The Tigers want an independent homeland for Tamils
Fifteen girls kidnapped at the same time were released on Tuesday. The Tigers admitted that taking the children was a "serious mistake".
One of the boys is reported as saying the rebels had threatened to kill them if they refused to go with them.
The Tigers said they had taken action against those involved in the incident.
"The remaining seven boys have been released and they have reached their homes," their headmaster, Saravanamuthu Peethambaram, told the BBC Tamil service.
"I met them a short time ago."
When news of the abductions emerged on Tuesday, rebel military spokesman Rasaiah Ilanthirayan initially told the BBC Sinhala service that the junior Tigers who abducted the children had been expelled from the movement.
"It was a mistake by the field commanders, but we are taking strict disciplinary action against our own people involved in this."
In a statement issued later on Tuesday, Mr Ilanthirayan said that the teenaged pupils wanted to join the rebel movement and had come of their own volition to Tiger-held areas.
The statement said that when it was discovered they were underage, they were told to return home.
But one of the boys has now given a contradictory account to the Reuters news agency.
"They had grenades in their hands and threatened us: 'If you don't come with us, we'll explode these grenades'.
"We pleaded with them, saying we were students and wanted to sit our O-level exams."
He said the boys and girls were driven away from a private tutorial centre in the eastern Ampara area where they had been studying for examinations. They were then forced to walk 10 km (6 miles) to a rebel camp, the boy said.
About 100 students from the same school have been boycotting their exams, demanding the immediate release of their fellow students.
Correspondents say it is a rare display of open protest by Tamil civilians against the rebels.
Just as many
A regional officer for the International Red Cross, Martin de Boer said, "This was a clean-cut abduction," Reuters reports.
He also said that a breakaway faction of the rebels led by Col Karuna, now fighting the main Tamil Tiger movement is now carrying out as many kidnappings at the Tigers.
Last month, the United Nations children's agency, Unicef, said that "elements in the Sri Lankan military" were helping Col Karuna to abduct children to fight the Tamil Tigers - an accusation flatly denied by the government.
Later on Thursday, police said at least 19 civilians, 16 men and three women, were abducted by unidentified gunmen in the eastern Batticaloa district.
They were travelling by bus to the capital, Colombo, at the time. It is not clear who was responsible.
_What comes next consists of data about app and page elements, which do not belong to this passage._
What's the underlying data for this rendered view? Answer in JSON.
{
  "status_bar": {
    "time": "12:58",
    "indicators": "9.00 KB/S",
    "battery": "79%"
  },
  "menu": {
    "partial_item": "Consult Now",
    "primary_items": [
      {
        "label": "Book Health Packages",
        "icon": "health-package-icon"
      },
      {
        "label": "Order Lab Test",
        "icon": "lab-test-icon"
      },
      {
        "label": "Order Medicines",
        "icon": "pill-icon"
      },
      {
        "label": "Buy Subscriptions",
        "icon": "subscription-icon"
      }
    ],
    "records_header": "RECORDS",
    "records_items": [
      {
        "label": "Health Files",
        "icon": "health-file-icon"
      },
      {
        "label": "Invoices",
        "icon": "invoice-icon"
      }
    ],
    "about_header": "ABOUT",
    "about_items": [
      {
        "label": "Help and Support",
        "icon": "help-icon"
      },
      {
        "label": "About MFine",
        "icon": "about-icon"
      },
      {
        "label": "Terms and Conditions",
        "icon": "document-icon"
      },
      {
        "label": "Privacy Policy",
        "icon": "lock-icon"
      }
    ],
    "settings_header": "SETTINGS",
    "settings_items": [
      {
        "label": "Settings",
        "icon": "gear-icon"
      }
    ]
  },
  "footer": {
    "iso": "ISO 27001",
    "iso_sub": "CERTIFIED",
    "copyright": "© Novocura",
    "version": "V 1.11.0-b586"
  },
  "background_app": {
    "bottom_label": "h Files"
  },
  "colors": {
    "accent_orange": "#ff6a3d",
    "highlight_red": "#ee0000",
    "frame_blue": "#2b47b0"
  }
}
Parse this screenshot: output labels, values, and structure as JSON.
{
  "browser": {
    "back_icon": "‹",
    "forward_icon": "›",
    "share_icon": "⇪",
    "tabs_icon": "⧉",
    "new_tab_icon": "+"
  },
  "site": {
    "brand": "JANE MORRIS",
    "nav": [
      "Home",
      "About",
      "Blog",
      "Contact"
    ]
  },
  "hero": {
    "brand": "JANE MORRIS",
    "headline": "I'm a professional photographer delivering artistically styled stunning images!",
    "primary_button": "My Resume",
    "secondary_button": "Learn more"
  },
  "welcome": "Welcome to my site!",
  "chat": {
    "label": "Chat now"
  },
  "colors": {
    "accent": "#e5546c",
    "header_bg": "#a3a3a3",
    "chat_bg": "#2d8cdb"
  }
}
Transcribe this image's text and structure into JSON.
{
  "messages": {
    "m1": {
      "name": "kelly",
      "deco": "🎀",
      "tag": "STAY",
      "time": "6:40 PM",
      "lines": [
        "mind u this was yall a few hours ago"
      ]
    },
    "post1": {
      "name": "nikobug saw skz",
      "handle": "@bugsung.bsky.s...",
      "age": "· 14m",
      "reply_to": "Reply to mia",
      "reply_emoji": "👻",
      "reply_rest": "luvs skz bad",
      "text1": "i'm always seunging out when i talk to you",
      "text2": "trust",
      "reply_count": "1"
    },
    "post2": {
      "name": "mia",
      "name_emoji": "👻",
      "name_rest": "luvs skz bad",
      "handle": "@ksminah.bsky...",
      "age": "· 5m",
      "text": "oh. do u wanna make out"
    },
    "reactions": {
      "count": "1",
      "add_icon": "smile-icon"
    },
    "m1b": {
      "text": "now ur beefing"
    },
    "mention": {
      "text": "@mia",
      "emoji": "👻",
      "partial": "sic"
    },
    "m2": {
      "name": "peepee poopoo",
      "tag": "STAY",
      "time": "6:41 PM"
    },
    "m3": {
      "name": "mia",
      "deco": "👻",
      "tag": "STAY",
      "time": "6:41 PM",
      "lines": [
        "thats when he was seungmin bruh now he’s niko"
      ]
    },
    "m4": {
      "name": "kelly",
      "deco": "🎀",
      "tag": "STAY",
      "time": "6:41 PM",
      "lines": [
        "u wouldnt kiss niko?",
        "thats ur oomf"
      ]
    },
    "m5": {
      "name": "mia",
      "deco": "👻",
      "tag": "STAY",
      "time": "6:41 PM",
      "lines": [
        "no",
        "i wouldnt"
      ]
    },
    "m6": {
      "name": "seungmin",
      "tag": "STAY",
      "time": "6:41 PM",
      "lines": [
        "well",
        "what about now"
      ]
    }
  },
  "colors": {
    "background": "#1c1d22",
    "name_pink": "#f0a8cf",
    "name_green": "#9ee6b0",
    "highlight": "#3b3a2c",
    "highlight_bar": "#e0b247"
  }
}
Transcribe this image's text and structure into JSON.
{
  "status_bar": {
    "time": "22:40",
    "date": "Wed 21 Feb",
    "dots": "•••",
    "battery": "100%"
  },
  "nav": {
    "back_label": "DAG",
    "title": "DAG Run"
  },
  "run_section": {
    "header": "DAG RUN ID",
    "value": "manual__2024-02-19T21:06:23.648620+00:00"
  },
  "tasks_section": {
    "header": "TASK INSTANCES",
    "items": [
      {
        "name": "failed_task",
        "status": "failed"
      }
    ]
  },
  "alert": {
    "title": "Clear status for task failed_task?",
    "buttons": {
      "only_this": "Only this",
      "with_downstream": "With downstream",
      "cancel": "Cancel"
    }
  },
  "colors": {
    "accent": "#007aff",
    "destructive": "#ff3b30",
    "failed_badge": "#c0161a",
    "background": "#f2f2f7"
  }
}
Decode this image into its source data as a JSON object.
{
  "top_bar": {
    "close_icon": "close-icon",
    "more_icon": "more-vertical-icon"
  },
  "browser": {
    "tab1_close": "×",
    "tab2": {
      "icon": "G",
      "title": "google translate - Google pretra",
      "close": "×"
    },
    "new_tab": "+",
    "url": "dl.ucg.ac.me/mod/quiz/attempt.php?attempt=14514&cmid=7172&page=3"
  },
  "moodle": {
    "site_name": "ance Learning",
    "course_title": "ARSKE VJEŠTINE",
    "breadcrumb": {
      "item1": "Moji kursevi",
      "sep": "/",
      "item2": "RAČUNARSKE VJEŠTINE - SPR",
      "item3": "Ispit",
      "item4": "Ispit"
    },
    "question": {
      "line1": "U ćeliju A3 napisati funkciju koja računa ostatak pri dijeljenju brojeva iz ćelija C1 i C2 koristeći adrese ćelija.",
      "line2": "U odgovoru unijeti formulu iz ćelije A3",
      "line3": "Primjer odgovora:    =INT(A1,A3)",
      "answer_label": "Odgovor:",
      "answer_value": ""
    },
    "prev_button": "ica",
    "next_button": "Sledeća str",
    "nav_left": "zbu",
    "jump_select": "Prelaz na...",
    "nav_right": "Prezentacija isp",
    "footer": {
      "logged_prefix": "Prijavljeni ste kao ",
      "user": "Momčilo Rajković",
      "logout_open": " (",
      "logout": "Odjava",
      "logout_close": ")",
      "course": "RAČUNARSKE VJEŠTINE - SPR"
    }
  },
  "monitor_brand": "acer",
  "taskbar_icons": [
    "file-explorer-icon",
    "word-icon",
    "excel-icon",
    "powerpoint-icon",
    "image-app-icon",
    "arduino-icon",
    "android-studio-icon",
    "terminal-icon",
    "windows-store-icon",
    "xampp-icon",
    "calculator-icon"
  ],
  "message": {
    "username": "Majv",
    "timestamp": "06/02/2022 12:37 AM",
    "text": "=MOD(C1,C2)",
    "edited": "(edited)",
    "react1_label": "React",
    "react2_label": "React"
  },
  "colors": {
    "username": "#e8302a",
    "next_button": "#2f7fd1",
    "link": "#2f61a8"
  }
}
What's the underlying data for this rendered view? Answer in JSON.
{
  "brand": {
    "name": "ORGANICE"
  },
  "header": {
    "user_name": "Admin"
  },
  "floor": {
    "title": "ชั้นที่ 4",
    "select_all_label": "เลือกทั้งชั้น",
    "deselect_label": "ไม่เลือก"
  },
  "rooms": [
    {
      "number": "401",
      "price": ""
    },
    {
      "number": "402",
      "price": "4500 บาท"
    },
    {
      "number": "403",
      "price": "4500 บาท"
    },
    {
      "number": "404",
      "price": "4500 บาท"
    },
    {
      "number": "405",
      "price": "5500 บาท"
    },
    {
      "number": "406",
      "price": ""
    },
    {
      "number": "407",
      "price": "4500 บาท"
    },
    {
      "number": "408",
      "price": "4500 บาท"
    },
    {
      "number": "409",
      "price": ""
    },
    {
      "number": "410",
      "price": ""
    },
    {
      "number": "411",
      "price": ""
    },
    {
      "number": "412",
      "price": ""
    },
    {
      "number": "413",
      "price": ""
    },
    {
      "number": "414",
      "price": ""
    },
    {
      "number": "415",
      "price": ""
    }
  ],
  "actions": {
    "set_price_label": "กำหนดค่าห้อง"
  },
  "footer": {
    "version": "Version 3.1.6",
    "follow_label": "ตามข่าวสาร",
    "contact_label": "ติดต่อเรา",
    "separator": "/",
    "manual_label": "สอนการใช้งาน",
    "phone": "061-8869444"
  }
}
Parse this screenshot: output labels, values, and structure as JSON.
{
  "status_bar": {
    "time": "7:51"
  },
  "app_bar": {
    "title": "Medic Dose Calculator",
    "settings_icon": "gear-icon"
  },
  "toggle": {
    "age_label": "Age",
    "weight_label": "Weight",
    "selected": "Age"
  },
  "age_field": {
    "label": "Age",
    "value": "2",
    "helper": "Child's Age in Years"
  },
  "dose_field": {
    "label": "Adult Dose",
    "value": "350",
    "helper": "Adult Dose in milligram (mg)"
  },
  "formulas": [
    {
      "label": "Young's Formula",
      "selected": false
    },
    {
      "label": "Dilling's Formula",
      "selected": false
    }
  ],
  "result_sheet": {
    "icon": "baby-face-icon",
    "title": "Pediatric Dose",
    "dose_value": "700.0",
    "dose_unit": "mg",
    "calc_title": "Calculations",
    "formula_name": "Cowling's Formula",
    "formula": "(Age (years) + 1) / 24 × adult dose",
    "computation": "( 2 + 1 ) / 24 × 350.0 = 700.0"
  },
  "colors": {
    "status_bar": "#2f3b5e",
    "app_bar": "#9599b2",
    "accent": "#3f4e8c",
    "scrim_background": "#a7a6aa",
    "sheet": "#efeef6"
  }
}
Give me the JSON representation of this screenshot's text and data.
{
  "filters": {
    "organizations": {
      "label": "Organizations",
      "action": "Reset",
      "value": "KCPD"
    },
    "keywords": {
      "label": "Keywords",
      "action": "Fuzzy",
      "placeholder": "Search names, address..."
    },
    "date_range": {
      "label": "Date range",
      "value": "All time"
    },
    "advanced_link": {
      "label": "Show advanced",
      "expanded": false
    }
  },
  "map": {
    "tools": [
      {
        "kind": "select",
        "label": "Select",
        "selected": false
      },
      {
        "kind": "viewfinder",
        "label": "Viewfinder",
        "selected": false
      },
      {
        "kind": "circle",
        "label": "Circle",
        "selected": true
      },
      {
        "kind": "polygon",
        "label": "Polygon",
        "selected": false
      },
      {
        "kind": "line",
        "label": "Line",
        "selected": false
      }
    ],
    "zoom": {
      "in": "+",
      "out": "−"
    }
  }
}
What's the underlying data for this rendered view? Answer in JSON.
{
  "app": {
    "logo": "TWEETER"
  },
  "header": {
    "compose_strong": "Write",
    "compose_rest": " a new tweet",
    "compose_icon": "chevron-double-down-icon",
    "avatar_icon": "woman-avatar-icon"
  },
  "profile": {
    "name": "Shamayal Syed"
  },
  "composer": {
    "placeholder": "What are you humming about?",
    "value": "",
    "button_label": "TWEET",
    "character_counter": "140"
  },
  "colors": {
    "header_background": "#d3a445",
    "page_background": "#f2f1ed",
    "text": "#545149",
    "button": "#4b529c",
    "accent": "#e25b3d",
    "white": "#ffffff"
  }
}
The Tigers said they had "no connection with this incident".
This year has seen a sharp increase in violence in Sri Lanka, with at least 3,400 people dead, the authorities say.
The BBC's Roland Buerk in Colombo says that all sides are believed to be building up their forces, preparing for a possible return to full scale war.
The Tamil Tigers have been fighting for independence for the 2.5m-strong minority Tamil community in the north and east of the country.